Author: Ramaaya Salgado, Head of Office at UN Women Sri Lanka

29 October 2023| International Day of Care and Support

Care work and housework sustains families and communities. It enables people to enter the workforce, contributes to economies as well as to individual and societal wellbeing. Globally, and in Sri Lanka, women spend more time on unpaid care work than men. Yet, their contributions are often undervalued, and the challenges they face are often overlooked.

Unpaid care work is all unpaid services provided by individuals within a household or community for the benefit of its members. This includes cooking, cleaning, looking after children, older persons, and persons with illness or disabilities.

While care work and housework can be rewarding, when one person takes on most of this work, they can experience significant stress and face a multitude of challenges, leaving little to no time for their own wellbeing.

In Sri Lanka, there is a significant disparity in how unpaid care work and housework is shared between women and men. According to Sri Lanka’s Time Use Survey (2017), 87.3% of women and girls above the age of 10 participated in housework and care work compared to only 59.7% of men and boys. More recent surveys by the Women and Media Collective also indicate that activities typically associated with unpaid care work are primarily borne by women, accounting for more than 90 percent for each activity in comparison to men. While housework and care work should not be gendered, sociocultural norms deem such work as “women’s work”. This poses several challenges for women and girls.

For instance, Sri Lanka is currently facing a socioeconomic crisis. This has forced families to choose which of their children to educate due to rising costs, poverty and increasing care needs. As adolescent girls shoulder a significantly greater care load at home, they are at a higher risk of dropping out of school or discontinuing their education.

Unequal distribution of care work at home is also a key barrier to women’s economic empowerment. Last year, A UN Women study on ‘Gender Disparities and Labour Market Challenges’ found that Sri Lankan employers were less likely to hire women, if employers faced constraints in offering flexible working hours or in financing maternity benefits. The commonly held perception of care work being “women’s work” therefore puts women at a disadvantage in the labour market.

Even when women want to engage in paid work, if there is no one to take care of children or the elderly, it is often women that leave their jobs to meet care needs at home. According to the International Labour Organization, in 2018, 606 million working aged women worldwide were unable to engage in paid work because of care responsibilities. Yet, 70 percent of women preferred to work in paid jobs. This is true to Sri Lanka as well. According to surveys conducted by Women and Media Collective, 67.5 percent of women who indicated that they like to engage in employment, were unable to do so due to care responsibilities.  Inability to engage in paid employment has serious repercussions on women later on in life because they would not have access to social protection schemes such as pensions, EPF or ETF when they are older.
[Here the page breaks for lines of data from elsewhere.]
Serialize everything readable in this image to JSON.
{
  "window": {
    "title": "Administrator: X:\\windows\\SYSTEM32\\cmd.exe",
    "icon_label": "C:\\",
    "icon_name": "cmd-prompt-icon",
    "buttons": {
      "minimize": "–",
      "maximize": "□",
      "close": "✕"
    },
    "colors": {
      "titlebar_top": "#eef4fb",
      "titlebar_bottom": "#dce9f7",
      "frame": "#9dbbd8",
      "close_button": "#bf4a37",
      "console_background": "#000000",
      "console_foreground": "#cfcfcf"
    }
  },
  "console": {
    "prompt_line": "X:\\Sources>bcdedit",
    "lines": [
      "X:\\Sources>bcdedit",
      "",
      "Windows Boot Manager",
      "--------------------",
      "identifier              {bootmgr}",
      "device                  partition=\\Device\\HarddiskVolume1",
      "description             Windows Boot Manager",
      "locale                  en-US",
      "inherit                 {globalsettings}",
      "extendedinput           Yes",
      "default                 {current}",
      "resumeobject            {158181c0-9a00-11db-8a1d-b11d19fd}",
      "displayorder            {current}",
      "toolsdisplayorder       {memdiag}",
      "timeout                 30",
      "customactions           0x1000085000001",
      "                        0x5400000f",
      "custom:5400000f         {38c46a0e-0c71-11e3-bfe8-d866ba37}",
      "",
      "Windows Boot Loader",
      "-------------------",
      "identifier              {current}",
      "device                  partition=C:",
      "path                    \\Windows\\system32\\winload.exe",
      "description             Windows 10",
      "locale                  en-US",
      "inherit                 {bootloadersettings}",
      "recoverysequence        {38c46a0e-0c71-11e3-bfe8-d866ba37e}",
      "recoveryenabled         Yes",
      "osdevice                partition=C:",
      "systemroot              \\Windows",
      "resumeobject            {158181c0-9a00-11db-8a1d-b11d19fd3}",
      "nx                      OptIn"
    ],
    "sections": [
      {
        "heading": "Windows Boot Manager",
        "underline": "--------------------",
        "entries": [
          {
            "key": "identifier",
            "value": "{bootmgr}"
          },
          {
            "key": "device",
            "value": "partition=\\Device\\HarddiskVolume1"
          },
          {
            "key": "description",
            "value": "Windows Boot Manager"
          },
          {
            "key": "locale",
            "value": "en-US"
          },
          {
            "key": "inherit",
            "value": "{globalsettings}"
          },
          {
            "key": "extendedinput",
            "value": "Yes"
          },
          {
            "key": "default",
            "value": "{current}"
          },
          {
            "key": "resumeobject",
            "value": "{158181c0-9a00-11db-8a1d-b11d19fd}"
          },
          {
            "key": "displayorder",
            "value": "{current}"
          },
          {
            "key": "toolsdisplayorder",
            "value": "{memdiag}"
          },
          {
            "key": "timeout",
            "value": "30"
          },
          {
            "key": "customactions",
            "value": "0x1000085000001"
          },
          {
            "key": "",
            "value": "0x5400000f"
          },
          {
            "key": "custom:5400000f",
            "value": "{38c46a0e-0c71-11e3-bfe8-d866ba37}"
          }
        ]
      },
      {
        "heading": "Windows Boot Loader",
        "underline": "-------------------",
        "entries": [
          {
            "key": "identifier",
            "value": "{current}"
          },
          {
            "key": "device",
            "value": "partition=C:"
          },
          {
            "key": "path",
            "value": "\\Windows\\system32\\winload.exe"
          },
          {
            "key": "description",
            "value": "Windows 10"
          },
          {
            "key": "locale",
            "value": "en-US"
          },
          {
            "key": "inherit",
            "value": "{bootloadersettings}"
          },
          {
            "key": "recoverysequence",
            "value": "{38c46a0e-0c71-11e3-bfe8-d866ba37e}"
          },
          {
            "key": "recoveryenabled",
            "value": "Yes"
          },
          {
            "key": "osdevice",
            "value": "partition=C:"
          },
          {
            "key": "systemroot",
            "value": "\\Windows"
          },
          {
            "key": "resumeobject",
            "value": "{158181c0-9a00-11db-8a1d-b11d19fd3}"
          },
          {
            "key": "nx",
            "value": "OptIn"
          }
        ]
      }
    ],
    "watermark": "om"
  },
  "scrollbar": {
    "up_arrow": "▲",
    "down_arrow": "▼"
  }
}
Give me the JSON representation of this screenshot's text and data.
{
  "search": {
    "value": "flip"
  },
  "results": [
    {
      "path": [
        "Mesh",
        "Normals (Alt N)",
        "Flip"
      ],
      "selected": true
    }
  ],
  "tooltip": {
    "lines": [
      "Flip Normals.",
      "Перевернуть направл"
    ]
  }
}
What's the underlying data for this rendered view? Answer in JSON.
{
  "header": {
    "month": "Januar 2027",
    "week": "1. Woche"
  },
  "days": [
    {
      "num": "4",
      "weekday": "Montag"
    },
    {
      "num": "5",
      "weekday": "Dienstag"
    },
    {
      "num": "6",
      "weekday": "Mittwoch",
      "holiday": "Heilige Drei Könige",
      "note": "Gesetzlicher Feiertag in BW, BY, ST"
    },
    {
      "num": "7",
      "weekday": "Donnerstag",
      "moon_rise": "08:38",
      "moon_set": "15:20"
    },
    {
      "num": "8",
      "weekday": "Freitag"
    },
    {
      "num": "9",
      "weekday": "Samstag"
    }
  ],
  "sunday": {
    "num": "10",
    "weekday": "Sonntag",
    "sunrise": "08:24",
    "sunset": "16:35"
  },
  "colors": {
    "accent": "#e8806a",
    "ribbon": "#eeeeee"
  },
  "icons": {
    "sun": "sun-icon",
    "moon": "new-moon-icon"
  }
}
This in turn will have a ripple effect on their quality of life and increase their risk of falling into poverty.

These are only some examples to a myriad of challenges faced by women including physical and emotional stress, limited opportunities for skill development and economic dependency which can affect women’s financial security.

This year marks the halfway point for the achievement of the Sustainable Development Goals. Changing economic and social structures to recognize and reduce the disproportionate share of unpaid care work carried out by women and girls is critical to accelerating progress towards gender equality.

By shifting social norms that portray care work as something women are “better at” or “naturally suited for”, and redistributing care responsibilities equally between women and men will ensure that women and girls have equal access to opportunities, and quality education. This will also enable families to achieve greater economic stability.

Enacting care-friendly employment policies including flexible working arrangements and paid family leave to balance work and family commitments, and investing in public care services will pave way for decent work, reduced inequalities and increased participation of women in the labour force.

Gender equality is a prerequisite for sustainable development and it’s time to take action to keep the promise of the 2030 Agenda.

As 29th October marks the first International Day of Care and Support – let’s start by sharing the care and recognizing that care work is not women’s work, but everyone’s responsibility.

About the Author

Ramaaya Salgado assumed her position as Country Focal Point in 2014 when UN Women established a programme presence in Sri Lanka.   She has over 15 years of experience in International Development and has worked extensively on issues pertaining to women’s rights and gender equality with a special focus on governance, peace and security issues. Ms. Salgado holds a Master’s Degree in Social Work from the National Institute of Social Development, Sri Lanka, and a Bachelor’s in Sociology from the University of Delhi in India.